Man, I remember when we were doing some testing at Nike in January 2020, Faker did some of the reaction and memorization tests that Nike has all its athletes do. He placed in the 98th percentile of every athlete who had done those tests, and I just remember right after he finished he looked at me and he went, “Did I beat Uzi???”
He’s talented, of course. But his desire to win?
That’s what I felt when I spoke to all of our players. I saw him in them.
They want to win so badly.
(And, yes, he did beat Uzi’s score.)
That conversation we all had, it meant a lot to me because I felt like I had earned their trust. And I saw some of the values I’ve tried to add to T1 in the way they spoke about the future.
But at the end of the day, it was my decision to move on from Polt. I didn’t want some soulless corporate message. No. It was my decision. And if it gives us a 4% better chance to win worlds, then that’s all I care about. It’s what we all care about.
Right now, as I’m writing this, Bengi, and a group of our players, former players, coaches and staff are meeting at Faker’s house to work on different ways to succeed at worlds.
I know that the vast majority of our fans know how hard our team works, and how badly we want to win.
That’s why when I see the trucks and all that stuff — my reaction is a little different than most people’s. Yes, I find it frustrating and counterproductive to what we’re trying to do. But honestly? When I see Western fans laugh and say, “Oh those crazy Korean fans! They’re like that with BTS and T1 and everything, they’re insane!”
It’s just not true at all. Yes, there are some outliers for sure. That’s just the nature of being as popular as T1. We have all types of fans. But this idea that Korean fans are unhinged and have a negative impact on the team, it’s just nonsense.
I mean, I’m from Philly, alright.
There’s a Wikipedia page with the title “Philadelphia Eagles Santa Claus Incident.”
If you know, you know.
All I’ll say is that passion shows itself in weird ways.
I wish I could show those fans — the ones that send our players and coaches horrible messages online — how hard our team works. The product you see on match days, the way our guys play, that’s a small part of what we do. Yes, it’s the most important part. But running a LoL team is like an iceberg. The majority of what we are is under the water.
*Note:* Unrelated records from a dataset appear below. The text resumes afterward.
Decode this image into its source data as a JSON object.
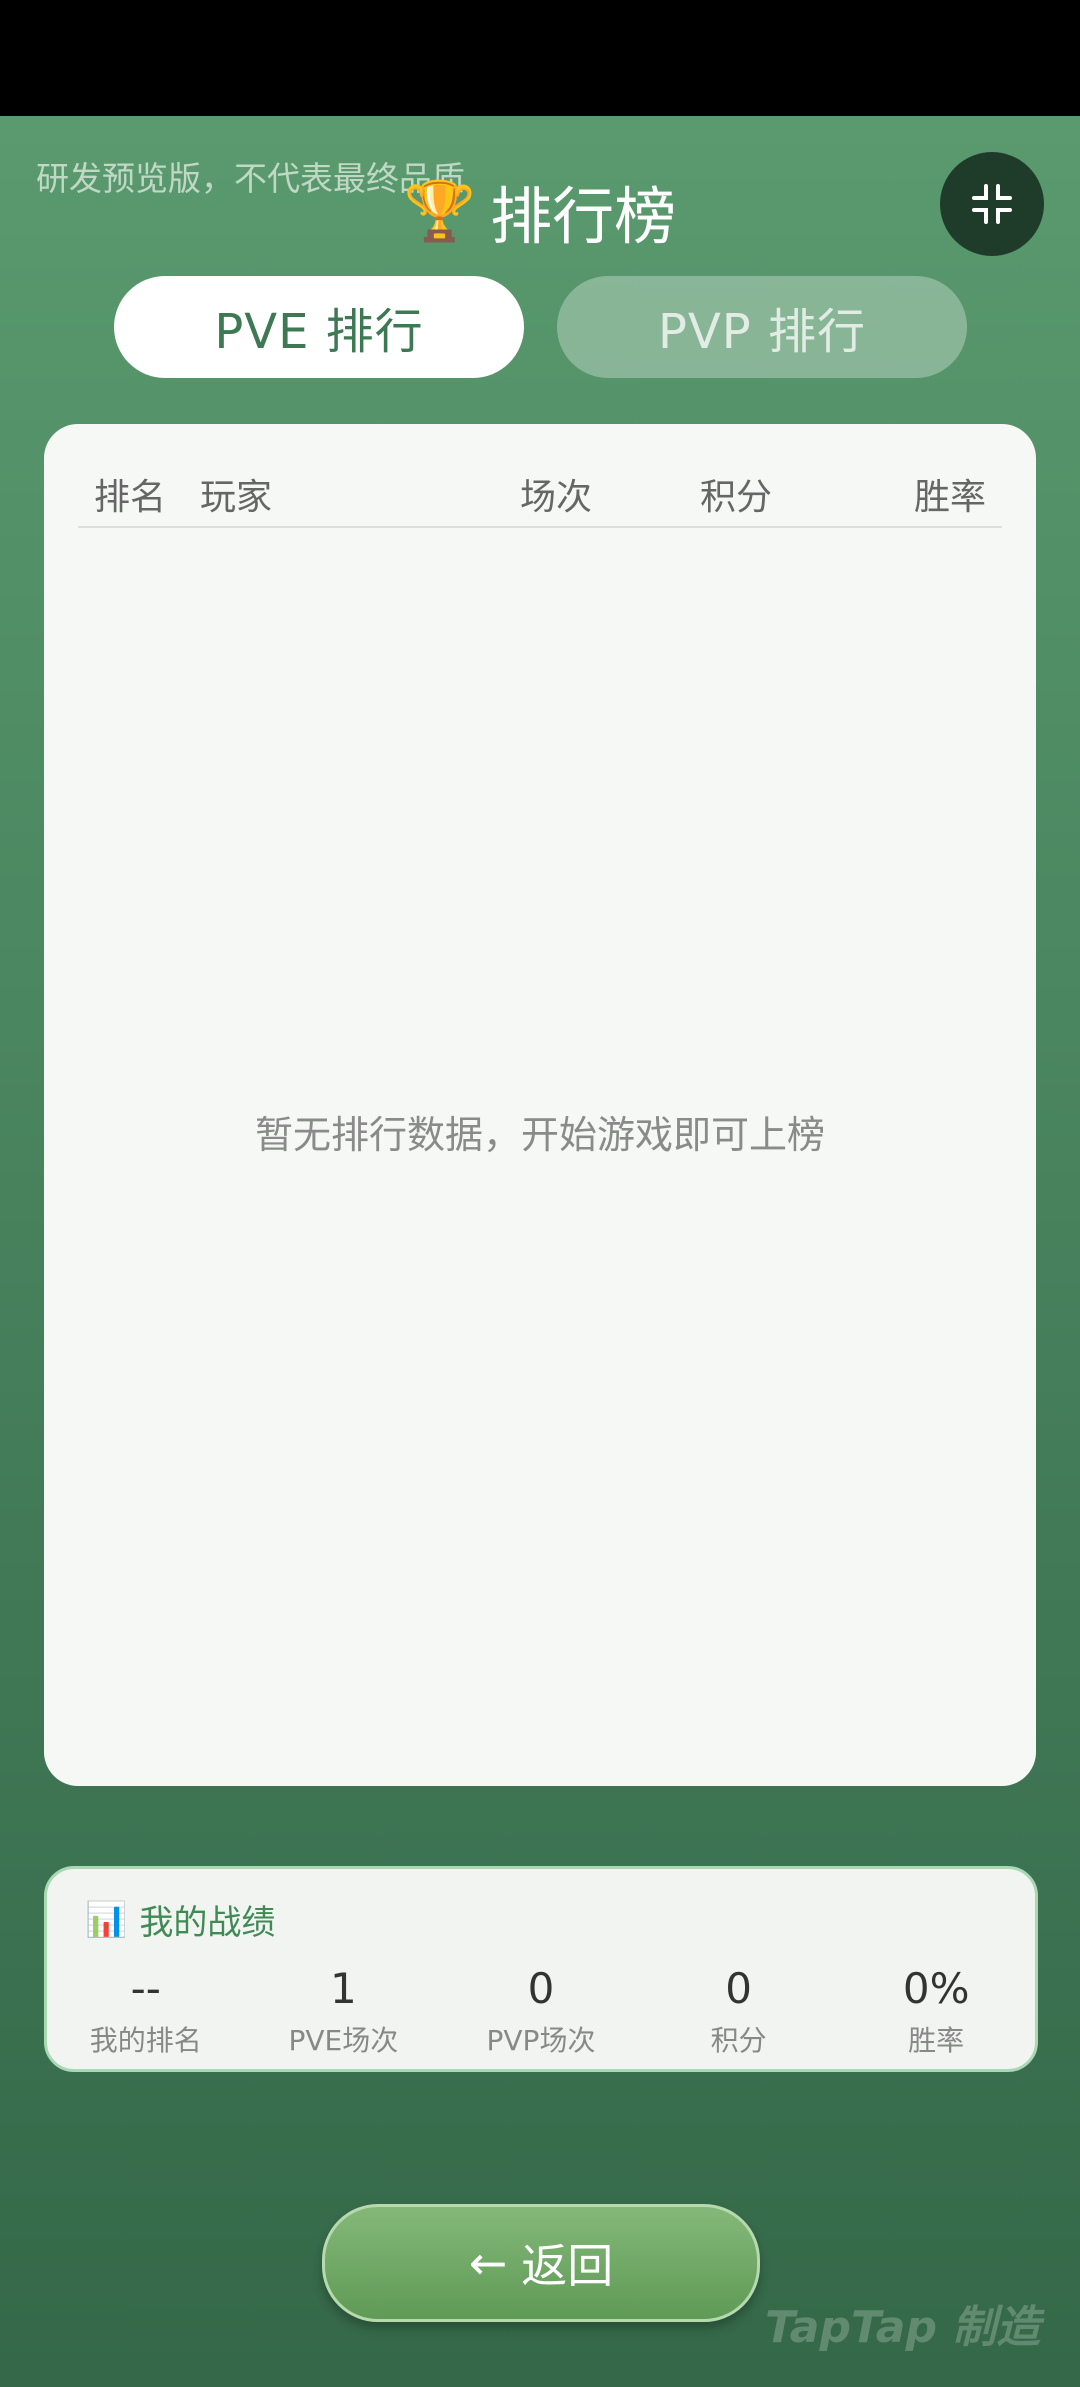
{
  "watermark": {
    "top_text": "研发预览版，不代表最终品质",
    "brand_text": "TapTap 制造"
  },
  "header": {
    "title": "排行榜",
    "trophy_icon": "🏆",
    "collapse_icon": "collapse-icon"
  },
  "tabs": [
    {
      "label": "PVE 排行",
      "active": true
    },
    {
      "label": "PVP 排行",
      "active": false
    }
  ],
  "leaderboard": {
    "columns": [
      "排名",
      "玩家",
      "场次",
      "积分",
      "胜率"
    ],
    "rows": [],
    "empty_message": "暂无排行数据，开始游戏即可上榜"
  },
  "my_stats": {
    "title": "我的战绩",
    "icon": "📊",
    "items": [
      {
        "value": "--",
        "label": "我的排名"
      },
      {
        "value": "1",
        "label": "PVE场次"
      },
      {
        "value": "0",
        "label": "PVP场次"
      },
      {
        "value": "0",
        "label": "积分"
      },
      {
        "value": "0%",
        "label": "胜率"
      }
    ]
  },
  "back_button": {
    "arrow": "←",
    "label": "返回"
  },
  "colors": {
    "accent": "#3d7a53",
    "card_border": "#a9d9b2",
    "background_top": "#5a9a6e",
    "background_bottom": "#346848"
  }
}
There’s a place for criticism, for frustration. I get that. If you’re mad at T1 — be mad at me. I can take it. But I look at someone like Gumayusi, who’s 20 years old. (Twenty!) He’s carrying so much on his shoulders and is so hard on himself that when people come after him, he can’t help but feel down. He knows he had a tough split. And he’s one of the most confident young men I’ve ever met in my life. But I know some of the messages he’s received have hurt him.
It’s my job to protect our guys.
It’s one of the things I’m still working hard on.
Because I get to see how hard they work every day — how desperately they want to be in San Francisco in the finals in November. That’s what motivates me to work as hard as I possibly can. They push me, and they push our whole organization.
I love T1. It’s hard for me to put into words how much it means to me. And my job as CEO is to give us the best chance to succeed right now, while making sure we’re still here in 15 years — that LoL is still here in 15 years. I want to see Faker, with some gray in his hair, with a few more world championships, holding down midlane like he always has. I want to take our team places we never thought we could go. I want our org to be the shining example of what’s possible in esports.
I hope people understand that’s why I am the way I am.
And I know that no matter what happens this fall, we’ll keep fighting — together as one.
Because that’s who we are.